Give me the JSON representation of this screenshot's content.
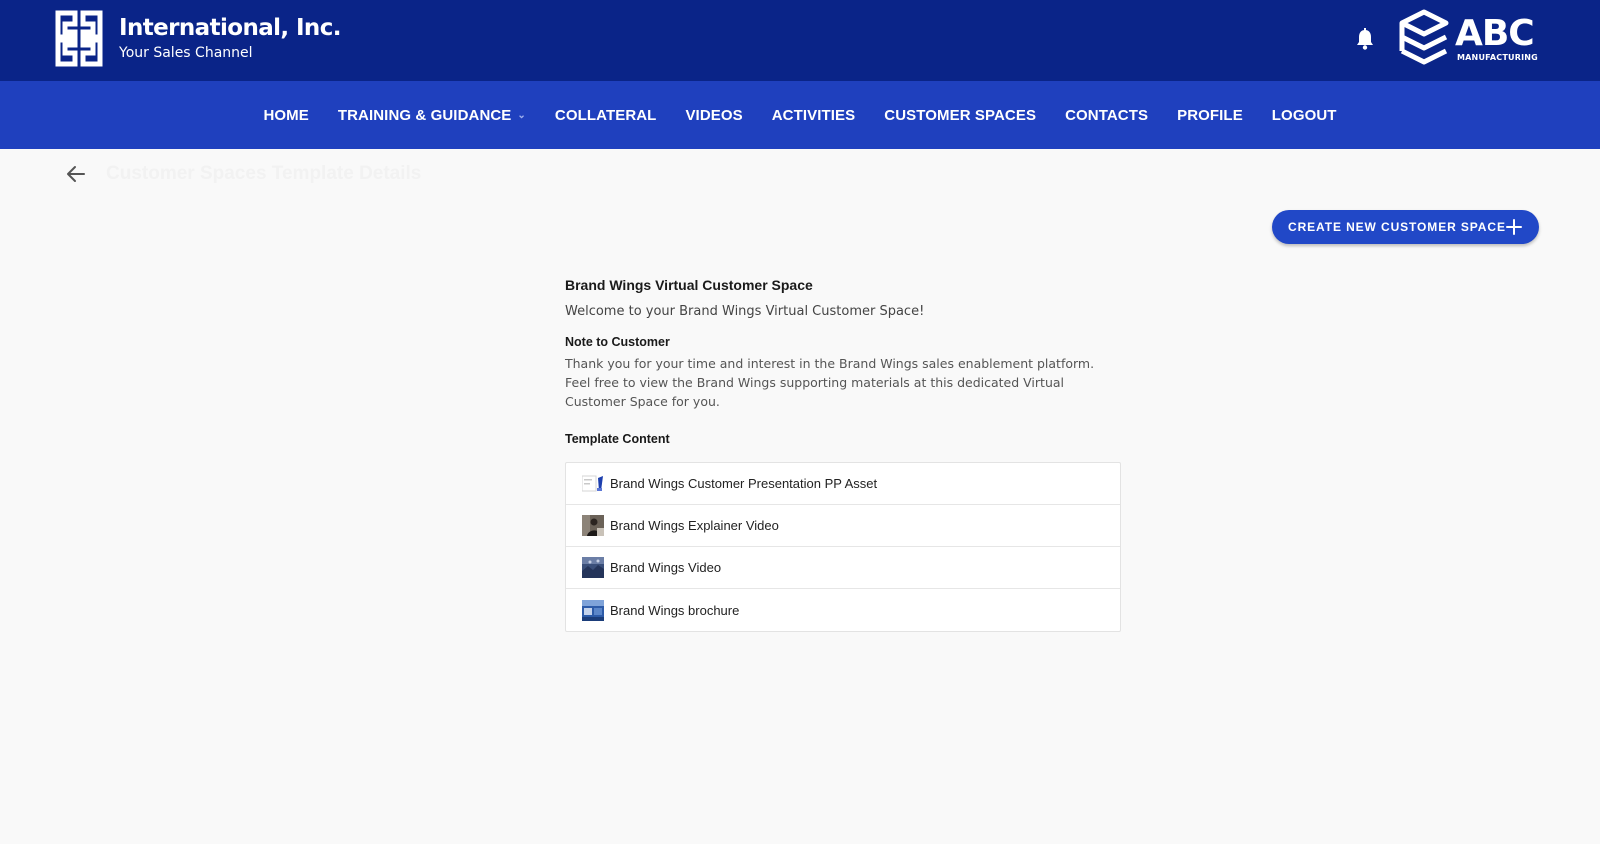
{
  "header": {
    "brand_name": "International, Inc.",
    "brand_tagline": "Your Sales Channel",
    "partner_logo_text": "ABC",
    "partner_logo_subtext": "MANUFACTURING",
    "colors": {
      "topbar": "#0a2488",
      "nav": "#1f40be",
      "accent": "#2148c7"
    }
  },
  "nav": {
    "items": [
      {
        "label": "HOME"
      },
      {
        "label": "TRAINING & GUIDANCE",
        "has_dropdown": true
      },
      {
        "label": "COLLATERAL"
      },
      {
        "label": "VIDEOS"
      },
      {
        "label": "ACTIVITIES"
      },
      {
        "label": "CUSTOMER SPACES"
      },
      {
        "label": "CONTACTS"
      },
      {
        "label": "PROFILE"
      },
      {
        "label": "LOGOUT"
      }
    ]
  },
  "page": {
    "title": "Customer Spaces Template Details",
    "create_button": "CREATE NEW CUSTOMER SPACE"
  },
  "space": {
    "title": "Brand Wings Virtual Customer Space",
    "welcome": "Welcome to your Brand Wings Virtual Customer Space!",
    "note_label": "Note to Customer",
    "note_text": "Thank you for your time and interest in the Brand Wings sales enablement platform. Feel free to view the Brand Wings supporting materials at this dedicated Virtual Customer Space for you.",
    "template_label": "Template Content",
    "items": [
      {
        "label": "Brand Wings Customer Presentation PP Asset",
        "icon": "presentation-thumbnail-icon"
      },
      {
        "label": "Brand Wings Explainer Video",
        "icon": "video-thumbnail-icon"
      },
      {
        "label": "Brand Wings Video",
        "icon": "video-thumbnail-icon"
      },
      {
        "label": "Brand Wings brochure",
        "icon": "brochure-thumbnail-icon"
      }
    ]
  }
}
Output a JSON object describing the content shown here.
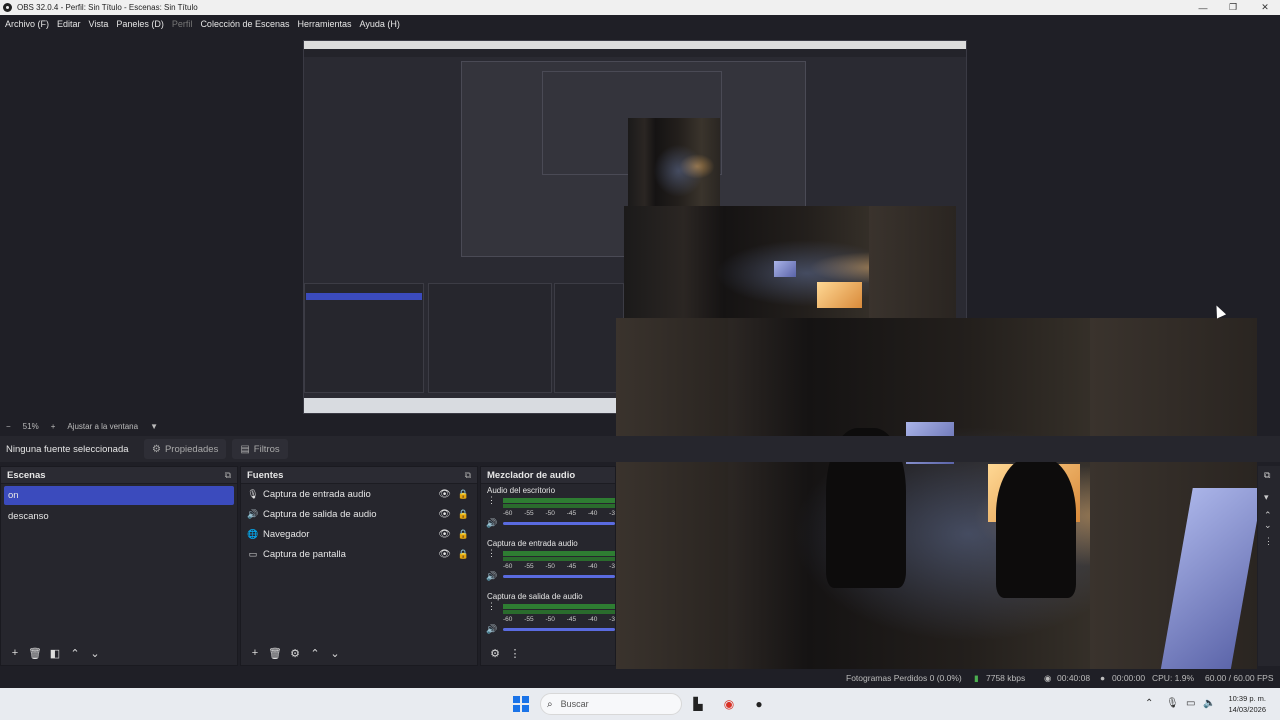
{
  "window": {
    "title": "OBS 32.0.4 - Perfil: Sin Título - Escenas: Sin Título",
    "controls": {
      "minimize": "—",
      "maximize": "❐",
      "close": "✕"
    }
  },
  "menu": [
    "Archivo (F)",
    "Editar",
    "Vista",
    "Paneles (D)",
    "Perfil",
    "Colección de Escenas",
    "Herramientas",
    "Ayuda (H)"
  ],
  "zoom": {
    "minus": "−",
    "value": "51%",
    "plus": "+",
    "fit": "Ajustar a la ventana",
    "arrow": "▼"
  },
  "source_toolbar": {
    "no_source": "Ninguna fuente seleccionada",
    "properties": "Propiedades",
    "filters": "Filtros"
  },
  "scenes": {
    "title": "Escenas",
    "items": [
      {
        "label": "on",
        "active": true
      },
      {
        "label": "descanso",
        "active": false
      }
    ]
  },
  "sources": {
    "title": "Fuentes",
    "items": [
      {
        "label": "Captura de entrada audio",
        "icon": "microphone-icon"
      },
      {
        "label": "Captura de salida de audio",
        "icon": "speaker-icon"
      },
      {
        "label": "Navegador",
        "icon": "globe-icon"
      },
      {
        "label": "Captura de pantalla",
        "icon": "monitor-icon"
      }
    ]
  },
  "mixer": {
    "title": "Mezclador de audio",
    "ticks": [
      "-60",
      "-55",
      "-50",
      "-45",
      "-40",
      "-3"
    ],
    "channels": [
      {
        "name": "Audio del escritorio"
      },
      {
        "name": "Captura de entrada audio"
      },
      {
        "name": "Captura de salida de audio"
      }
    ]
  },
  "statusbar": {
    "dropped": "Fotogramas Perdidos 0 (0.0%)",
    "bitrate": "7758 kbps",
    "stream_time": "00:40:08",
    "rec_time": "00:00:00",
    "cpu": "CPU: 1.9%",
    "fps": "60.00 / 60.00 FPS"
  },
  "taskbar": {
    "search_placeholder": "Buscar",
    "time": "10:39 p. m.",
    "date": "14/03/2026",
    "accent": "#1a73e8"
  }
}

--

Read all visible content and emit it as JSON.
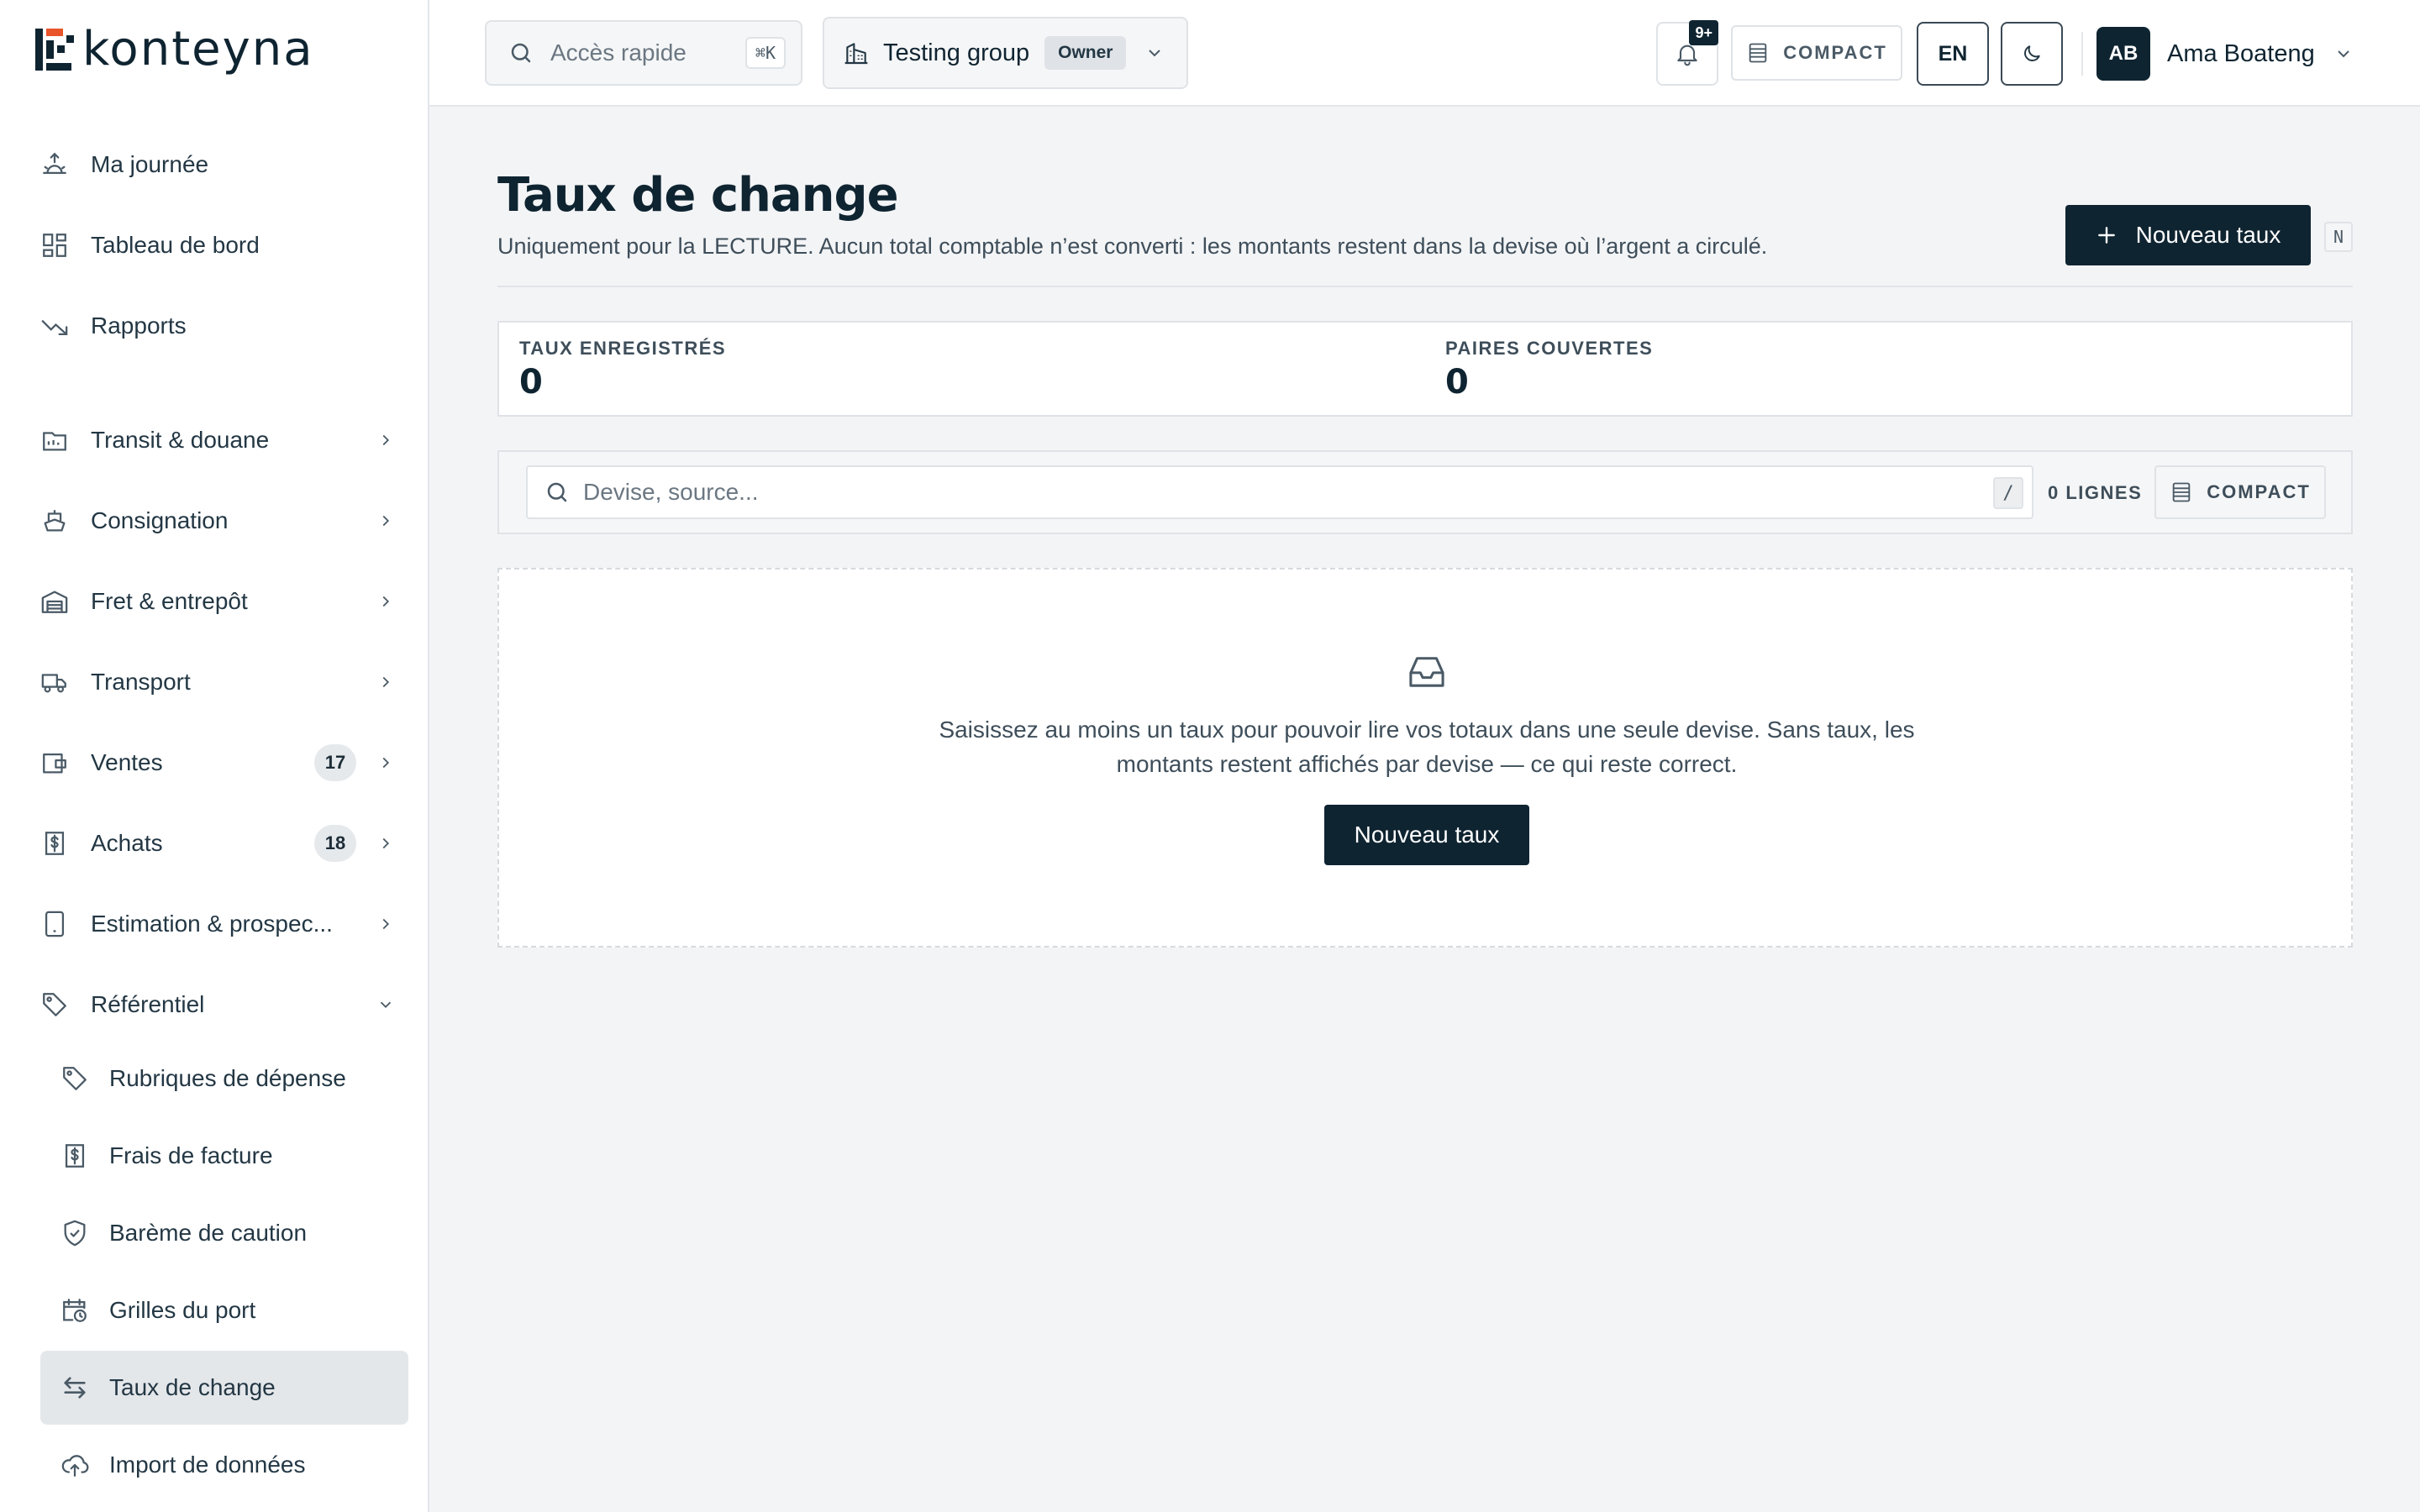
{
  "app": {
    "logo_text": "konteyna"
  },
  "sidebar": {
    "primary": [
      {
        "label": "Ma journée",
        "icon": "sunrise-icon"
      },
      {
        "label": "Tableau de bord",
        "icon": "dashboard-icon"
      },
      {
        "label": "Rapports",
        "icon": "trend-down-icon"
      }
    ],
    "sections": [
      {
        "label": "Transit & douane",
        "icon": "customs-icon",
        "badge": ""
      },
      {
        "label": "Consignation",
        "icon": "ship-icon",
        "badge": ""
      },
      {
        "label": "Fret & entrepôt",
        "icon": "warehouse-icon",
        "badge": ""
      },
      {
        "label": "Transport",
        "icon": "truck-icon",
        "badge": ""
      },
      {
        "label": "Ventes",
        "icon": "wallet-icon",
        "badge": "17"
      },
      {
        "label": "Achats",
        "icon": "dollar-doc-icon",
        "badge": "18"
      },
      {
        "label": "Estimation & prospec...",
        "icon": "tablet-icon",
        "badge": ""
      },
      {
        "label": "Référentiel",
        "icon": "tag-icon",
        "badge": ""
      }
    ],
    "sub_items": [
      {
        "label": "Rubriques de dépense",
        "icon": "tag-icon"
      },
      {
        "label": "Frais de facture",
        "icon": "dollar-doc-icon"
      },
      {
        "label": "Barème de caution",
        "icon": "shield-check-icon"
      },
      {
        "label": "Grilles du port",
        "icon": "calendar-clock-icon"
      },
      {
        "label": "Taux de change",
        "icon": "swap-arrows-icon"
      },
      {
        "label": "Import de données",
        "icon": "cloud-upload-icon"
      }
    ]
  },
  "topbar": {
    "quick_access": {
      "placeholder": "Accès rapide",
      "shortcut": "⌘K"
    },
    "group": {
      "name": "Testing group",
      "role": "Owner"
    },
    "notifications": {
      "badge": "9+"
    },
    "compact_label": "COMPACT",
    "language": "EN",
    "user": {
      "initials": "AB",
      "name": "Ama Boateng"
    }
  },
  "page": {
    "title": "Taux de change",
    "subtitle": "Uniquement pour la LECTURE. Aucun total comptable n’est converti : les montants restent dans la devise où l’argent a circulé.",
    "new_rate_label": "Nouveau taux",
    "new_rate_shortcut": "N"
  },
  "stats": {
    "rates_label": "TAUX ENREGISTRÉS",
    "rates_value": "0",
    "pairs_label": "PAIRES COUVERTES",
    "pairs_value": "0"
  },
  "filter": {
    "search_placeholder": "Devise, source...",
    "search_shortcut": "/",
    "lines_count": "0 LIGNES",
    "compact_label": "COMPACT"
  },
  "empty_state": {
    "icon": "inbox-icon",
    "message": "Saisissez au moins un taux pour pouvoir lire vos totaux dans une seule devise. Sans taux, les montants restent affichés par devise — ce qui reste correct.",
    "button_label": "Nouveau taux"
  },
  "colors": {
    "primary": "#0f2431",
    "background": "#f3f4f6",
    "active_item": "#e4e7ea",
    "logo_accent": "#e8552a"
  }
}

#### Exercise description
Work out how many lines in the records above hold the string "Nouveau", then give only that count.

#### Solution to this problem
2